The tree plantation drive is a major initiative to overcome effects of the climate change.
He said the climate change would also affect Pakistan because it had been ranked one of the 10 countries to be affected.
SDPI Executive Director Dr Abid Qaiyum Suleri said sustainable development goals could be achieved through peace and integration and that was the only way to achieve development agenda in the region.
He said South Asian women parliamentarians could play a major role in bringing about a change in the political mindset.
Chairperson of National Commission on Status of Women Ms Khawar Mumtaz said in South Asia the pace of women empowerment was slow and ineffective. She called upon women not to be seen as victims at the time of a crisis but as actors and workers.
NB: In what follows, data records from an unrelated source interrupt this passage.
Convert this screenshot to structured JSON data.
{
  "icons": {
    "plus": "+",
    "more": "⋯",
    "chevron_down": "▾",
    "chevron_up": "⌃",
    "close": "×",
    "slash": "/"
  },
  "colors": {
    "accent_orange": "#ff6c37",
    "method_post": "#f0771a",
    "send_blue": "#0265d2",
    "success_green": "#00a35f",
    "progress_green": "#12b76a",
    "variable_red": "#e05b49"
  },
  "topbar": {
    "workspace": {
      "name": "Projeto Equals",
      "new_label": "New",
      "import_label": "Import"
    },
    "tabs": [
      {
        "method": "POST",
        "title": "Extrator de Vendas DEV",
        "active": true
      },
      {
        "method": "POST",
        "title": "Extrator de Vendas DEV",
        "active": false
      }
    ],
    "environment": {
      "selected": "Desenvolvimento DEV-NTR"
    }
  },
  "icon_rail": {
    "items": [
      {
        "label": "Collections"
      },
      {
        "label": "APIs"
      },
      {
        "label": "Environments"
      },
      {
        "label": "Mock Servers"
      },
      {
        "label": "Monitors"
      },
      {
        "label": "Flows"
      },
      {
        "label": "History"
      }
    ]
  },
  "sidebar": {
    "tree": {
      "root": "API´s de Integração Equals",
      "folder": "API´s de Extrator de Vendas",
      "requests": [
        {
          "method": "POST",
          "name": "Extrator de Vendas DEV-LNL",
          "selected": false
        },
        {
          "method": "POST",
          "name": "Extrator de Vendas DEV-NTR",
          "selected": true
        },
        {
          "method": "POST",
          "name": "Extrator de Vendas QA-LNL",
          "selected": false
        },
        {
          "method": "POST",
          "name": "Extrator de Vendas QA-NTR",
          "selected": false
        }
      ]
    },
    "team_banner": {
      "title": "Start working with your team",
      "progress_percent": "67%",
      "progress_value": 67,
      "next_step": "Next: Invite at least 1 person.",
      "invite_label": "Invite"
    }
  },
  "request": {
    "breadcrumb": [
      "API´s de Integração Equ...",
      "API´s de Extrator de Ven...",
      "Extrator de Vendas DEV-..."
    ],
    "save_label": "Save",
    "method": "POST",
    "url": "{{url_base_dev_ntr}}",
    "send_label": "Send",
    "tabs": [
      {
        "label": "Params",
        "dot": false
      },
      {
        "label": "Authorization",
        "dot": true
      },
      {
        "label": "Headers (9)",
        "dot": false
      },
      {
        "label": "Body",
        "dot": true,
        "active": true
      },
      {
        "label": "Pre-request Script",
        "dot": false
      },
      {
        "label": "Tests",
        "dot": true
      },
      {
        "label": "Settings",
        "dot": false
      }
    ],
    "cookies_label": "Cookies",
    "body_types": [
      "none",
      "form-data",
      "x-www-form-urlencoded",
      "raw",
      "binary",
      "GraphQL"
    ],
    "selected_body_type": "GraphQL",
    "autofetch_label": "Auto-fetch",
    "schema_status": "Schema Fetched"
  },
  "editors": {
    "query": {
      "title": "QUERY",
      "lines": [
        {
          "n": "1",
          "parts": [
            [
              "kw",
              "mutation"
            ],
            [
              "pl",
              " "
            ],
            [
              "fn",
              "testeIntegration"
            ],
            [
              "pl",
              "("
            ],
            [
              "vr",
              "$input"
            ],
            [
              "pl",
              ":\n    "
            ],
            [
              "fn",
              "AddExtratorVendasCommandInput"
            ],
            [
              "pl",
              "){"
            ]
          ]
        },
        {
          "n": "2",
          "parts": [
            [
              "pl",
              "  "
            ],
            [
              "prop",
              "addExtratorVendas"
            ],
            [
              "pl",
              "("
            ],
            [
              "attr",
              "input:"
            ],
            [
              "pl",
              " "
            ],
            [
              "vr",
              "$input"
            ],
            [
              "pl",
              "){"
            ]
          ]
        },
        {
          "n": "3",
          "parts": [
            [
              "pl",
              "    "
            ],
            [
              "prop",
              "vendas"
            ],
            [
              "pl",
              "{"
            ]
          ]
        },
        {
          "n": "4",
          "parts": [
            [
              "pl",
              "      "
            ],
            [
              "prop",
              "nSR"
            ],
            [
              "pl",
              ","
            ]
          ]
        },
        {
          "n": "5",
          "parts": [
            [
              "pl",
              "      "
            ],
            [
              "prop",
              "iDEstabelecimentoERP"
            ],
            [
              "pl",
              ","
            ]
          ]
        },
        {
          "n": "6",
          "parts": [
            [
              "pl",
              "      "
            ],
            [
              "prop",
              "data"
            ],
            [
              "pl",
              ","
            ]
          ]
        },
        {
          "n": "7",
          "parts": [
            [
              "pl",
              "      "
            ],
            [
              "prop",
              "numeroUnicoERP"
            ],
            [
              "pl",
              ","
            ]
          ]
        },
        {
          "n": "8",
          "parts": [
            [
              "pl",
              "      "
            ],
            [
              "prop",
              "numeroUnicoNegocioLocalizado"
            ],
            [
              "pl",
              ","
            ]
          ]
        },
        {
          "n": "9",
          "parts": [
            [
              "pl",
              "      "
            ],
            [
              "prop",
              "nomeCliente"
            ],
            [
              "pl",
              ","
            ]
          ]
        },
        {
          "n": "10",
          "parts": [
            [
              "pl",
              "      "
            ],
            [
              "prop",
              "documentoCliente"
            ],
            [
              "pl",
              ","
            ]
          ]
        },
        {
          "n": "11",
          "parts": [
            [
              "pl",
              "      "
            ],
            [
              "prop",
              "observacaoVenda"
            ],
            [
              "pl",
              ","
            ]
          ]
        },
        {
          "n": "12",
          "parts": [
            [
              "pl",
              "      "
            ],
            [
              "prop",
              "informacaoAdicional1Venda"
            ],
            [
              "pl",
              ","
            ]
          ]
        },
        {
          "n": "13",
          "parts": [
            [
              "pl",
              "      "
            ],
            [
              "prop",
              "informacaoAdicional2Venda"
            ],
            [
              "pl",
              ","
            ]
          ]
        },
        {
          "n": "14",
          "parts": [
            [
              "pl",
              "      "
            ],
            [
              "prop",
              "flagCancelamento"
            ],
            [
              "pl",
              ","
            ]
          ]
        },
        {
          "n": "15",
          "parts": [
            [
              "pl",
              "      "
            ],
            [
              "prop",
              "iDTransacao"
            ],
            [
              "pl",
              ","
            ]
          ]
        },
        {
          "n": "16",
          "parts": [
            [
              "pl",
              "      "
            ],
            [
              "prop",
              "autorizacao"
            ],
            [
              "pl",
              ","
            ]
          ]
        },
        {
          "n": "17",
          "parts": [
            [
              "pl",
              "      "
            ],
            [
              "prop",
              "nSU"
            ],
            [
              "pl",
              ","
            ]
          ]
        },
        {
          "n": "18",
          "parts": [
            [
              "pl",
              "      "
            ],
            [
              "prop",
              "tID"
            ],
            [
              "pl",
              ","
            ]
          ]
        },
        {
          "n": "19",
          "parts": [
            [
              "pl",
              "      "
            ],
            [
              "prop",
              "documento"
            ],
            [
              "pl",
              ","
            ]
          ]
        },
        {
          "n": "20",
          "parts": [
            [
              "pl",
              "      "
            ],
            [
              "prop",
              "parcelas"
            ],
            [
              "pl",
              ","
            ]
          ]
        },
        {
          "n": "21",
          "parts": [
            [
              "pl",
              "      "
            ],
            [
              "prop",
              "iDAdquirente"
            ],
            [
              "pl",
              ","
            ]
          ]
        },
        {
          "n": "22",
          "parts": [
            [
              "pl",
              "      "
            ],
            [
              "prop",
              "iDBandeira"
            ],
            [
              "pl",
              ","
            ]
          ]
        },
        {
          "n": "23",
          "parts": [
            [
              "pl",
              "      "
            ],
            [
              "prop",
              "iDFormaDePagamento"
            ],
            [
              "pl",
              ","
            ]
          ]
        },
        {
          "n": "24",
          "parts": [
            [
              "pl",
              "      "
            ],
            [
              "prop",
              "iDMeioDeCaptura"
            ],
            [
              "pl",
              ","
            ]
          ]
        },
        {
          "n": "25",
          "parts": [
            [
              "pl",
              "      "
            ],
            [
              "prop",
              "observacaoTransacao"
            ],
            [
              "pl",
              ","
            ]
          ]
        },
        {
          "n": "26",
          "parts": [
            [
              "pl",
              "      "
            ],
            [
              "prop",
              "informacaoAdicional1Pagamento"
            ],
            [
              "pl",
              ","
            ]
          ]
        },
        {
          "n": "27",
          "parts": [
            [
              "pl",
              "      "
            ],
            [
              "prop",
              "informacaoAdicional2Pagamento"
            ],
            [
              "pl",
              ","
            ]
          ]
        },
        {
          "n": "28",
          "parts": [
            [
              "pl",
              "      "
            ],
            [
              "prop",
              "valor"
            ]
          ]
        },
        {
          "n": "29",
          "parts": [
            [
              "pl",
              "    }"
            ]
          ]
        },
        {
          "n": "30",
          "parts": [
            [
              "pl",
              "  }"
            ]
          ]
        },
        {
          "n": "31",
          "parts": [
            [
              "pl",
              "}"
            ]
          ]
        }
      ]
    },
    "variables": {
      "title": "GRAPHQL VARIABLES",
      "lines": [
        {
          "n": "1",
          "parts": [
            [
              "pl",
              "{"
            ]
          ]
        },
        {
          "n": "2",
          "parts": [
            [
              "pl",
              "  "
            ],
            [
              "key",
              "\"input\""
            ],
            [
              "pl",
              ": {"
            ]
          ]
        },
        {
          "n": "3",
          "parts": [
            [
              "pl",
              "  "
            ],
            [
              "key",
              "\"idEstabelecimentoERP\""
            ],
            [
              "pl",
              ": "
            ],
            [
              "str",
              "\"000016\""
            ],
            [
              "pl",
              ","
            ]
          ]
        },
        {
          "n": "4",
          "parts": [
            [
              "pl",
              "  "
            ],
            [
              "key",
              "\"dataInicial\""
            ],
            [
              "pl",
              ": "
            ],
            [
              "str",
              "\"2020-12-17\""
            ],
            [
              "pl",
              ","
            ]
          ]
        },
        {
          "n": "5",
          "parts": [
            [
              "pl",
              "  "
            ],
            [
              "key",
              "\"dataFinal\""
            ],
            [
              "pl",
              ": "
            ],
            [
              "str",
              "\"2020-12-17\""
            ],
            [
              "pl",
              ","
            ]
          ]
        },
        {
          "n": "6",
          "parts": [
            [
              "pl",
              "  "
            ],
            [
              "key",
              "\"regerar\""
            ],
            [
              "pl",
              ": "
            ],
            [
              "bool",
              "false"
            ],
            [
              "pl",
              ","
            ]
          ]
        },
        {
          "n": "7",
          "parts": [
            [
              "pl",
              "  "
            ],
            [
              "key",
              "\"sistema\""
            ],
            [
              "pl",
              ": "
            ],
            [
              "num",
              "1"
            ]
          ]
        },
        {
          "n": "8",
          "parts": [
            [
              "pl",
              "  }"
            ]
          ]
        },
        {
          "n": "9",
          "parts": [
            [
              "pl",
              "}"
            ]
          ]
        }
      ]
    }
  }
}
Talking about the positive correlation of women’s emancipation with prosperity, she said laws were there but political elements held back women from their potential.
Ms Danielle Huot from Secure Livelihoods Research Consortium said there was a strong sentiment about decreased urban economy after the establishment of national unity government in Afghanistan. She said political precondition for growth could not be achieved without addressing predation, control of rent-seeking behaviour and sufficient public investment in public goods.
Senior Adviser of International Water Management Institute Khalid Mohtadullah said in Pakistan there was no approved water policy, and issues of climate change and water management urgently required the one.